The launch went according to plan and after eight minutes the Discovery was orbiting the earth.
“It was an extemely memorable moment to be able to see Christer step into the clouds on the warm August night in Florida. The ground vibrated from the power released from the enormous rockets. Everything went really well,” Olle Norberg, general director of the Swedish National Space Board (Rymdstyrelsen) told TT.
Norberg, who was at Kennedy Space Center for takeoff, was happy that Fuglesang will once again be able to see the International Space Station (ISS).
“It’s great for Christer to be able to come to ISS and see it almost finished. It has been three years since he was last there.”

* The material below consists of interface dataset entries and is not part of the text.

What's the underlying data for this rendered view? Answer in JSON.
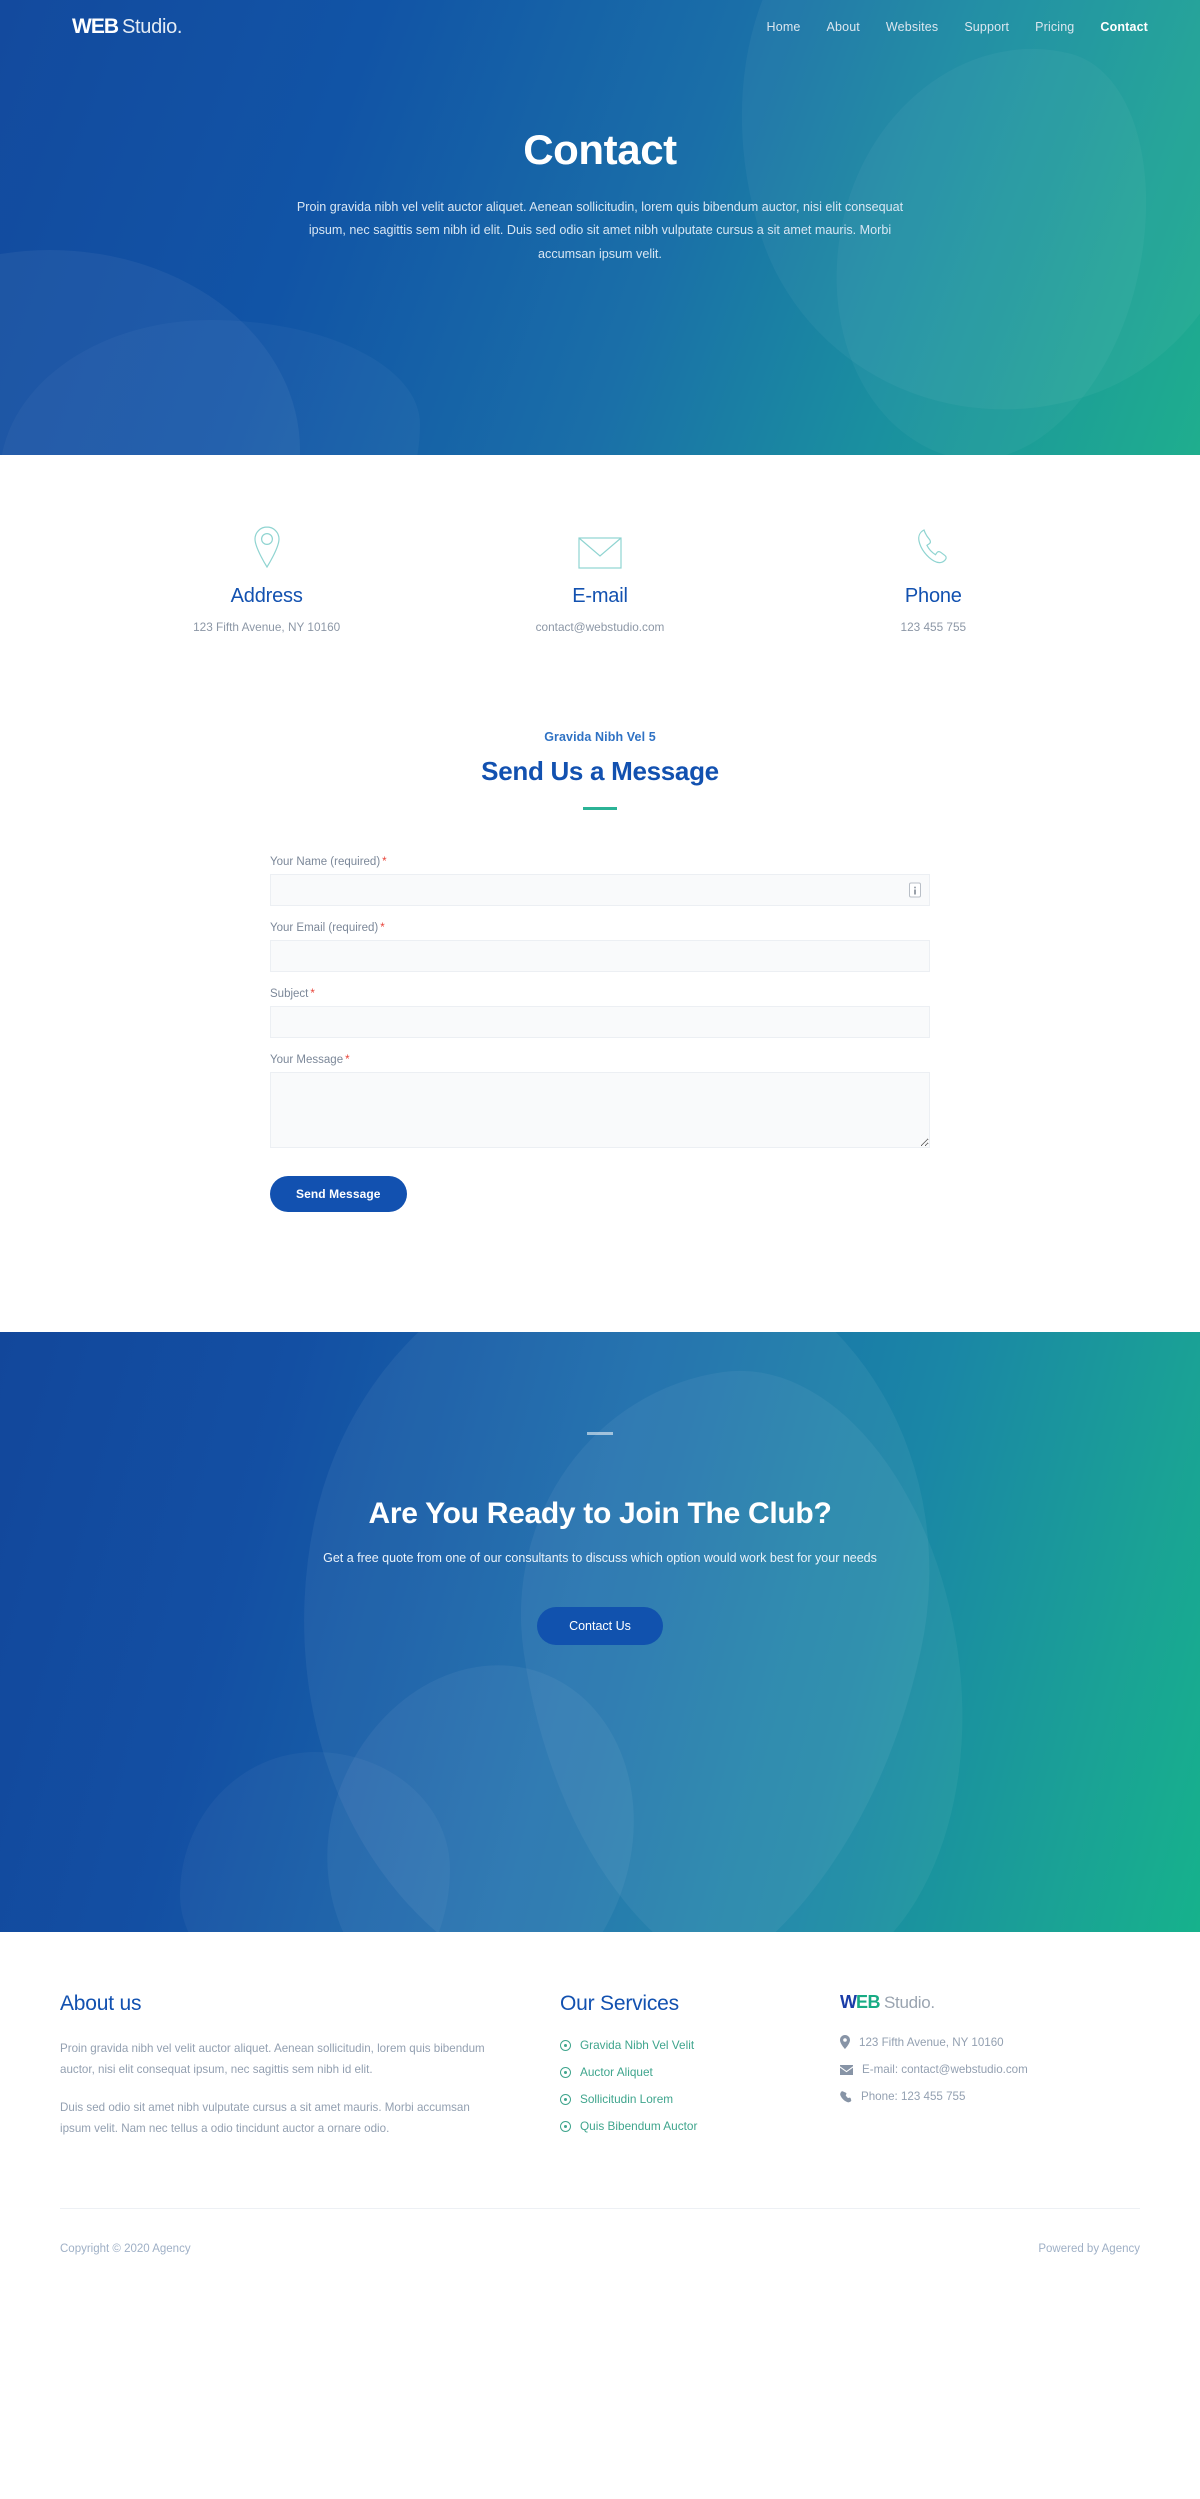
{
  "header": {
    "logo": {
      "web": "WEB",
      "studio": "Studio."
    },
    "nav": [
      {
        "label": "Home",
        "active": false
      },
      {
        "label": "About",
        "active": false
      },
      {
        "label": "Websites",
        "active": false
      },
      {
        "label": "Support",
        "active": false
      },
      {
        "label": "Pricing",
        "active": false
      },
      {
        "label": "Contact",
        "active": true
      }
    ]
  },
  "hero": {
    "title": "Contact",
    "subtitle": "Proin gravida nibh vel velit auctor aliquet. Aenean sollicitudin, lorem quis bibendum auctor, nisi elit consequat ipsum, nec sagittis sem nibh id elit. Duis sed odio sit amet nibh vulputate cursus a sit amet mauris. Morbi accumsan ipsum velit."
  },
  "contact_info": [
    {
      "icon": "map-pin-icon",
      "title": "Address",
      "text": "123 Fifth Avenue, NY 10160"
    },
    {
      "icon": "envelope-icon",
      "title": "E-mail",
      "text": "contact@webstudio.com"
    },
    {
      "icon": "phone-icon",
      "title": "Phone",
      "text": "123 455 755"
    }
  ],
  "form": {
    "eyebrow": "Gravida Nibh Vel 5",
    "title": "Send Us a Message",
    "required_mark": "*",
    "fields": [
      {
        "label": "Your Name (required)",
        "value": "",
        "placeholder": ""
      },
      {
        "label": "Your Email (required)",
        "value": "",
        "placeholder": ""
      },
      {
        "label": "Subject",
        "value": "",
        "placeholder": ""
      },
      {
        "label": "Your Message",
        "value": "",
        "placeholder": ""
      }
    ],
    "submit_label": "Send Message"
  },
  "cta": {
    "title": "Are You Ready to Join The Club?",
    "subtitle": "Get a free quote from one of our consultants to discuss which option would work best for your needs",
    "button_label": "Contact Us"
  },
  "footer": {
    "about": {
      "heading": "About us",
      "paragraph_1": "Proin gravida nibh vel velit auctor aliquet. Aenean sollicitudin, lorem quis bibendum auctor, nisi elit consequat ipsum, nec sagittis sem nibh id elit.",
      "paragraph_2": "Duis sed odio sit amet nibh vulputate cursus a sit amet mauris. Morbi accumsan ipsum velit. Nam nec tellus a odio tincidunt auctor a ornare odio."
    },
    "services": {
      "heading": "Our Services",
      "items": [
        "Gravida Nibh Vel Velit",
        "Auctor Aliquet",
        "Sollicitudin Lorem",
        "Quis Bibendum Auctor"
      ]
    },
    "company": {
      "logo": {
        "w": "W",
        "eb": "EB",
        "studio": "Studio."
      },
      "contacts": [
        {
          "icon": "map-pin-icon",
          "text": "123 Fifth Avenue, NY 10160"
        },
        {
          "icon": "envelope-icon",
          "text": "E-mail: contact@webstudio.com"
        },
        {
          "icon": "phone-icon",
          "text": "Phone: 123 455 755"
        }
      ]
    },
    "bottom": {
      "copyright": "Copyright © 2020 Agency",
      "powered": "Powered by Agency"
    }
  },
  "colors": {
    "brand_blue": "#1251b0",
    "brand_teal": "#2bb396",
    "hero_gradient_start": "#134a9e",
    "hero_gradient_end": "#1fae8e",
    "required_red": "#e8443a",
    "muted_text": "#93a0b1"
  }
}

Fuglesang’s first space mission was in 2006.
The Swedish delegation celebrated the occasion with the traditional meal that is eaten every time a shuttle is sent up – baked beans and corn bread.

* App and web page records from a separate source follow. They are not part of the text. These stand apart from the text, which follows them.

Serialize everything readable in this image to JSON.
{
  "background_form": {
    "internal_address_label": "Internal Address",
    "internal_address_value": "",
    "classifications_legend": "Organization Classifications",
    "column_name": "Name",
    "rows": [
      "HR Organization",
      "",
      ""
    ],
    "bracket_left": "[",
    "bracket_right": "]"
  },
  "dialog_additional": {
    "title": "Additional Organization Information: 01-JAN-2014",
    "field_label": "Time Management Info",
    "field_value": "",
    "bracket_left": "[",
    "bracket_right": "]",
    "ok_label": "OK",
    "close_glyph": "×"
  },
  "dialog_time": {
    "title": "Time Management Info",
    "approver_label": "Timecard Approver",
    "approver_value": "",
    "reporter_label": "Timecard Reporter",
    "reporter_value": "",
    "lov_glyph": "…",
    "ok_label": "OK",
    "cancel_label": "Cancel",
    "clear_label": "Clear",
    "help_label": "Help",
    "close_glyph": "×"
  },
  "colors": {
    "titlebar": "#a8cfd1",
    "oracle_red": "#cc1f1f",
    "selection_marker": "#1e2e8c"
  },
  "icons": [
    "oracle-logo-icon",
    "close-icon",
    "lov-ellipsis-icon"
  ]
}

“The atmosphere here at Kennedy Space Center is really great. The stress is totally gone,” Norberg said.
This is NASA’s 128th space mission. The Discovery will deliver equipment and necessities to ISS during its 13-day journey. Three space walks are scheduled and Fuglesang will take part in two.
The Discovery is scheduled to dock at ISS on Sunday night.
This wasn’t the first time Fuglesang and the other six crew members had strapped themselves into the shuttle this week. Tuesday’s first attempt was cancelled shortly before liftoff when weather conditions were deemed too dangerous, and two subsequent attempts were thwarted by problems with a liquid hydrogen fill-and-drain valve.
NASA engineers eventually discovered that the problem was caused by false instrument readings and devised a method of determining if the valve was properly closed in case the instruments malfunction again.
The process of filling the shuttle’s external tank with nearly two million liters (500,000 gallons) of liquid hydrogen and oxygen began at 2:45 pm (1845 GMT) after a slight delay due to stormy weather near the launch site.
The Discovery is carrying seven tonnes of equipment to ISS. In addition to the seven crew members, there are also six mice on board the space shuttle. Three of them have manipulated genes to be used in research related to the loss of bone mass, in hopes of finding new treatments for treatment of bone brittleness.
In the hours leading up to takeoff, Fuglesang wrote several messages on Twitter. In his final post, sent around five hours before takeoff, he wrote:
“T-4:50 Ate my hamburger. We get dressed in 20 minutes. ‘Signing off’ again and hope to be back online in 2 weeks (and not before 🙂 ).”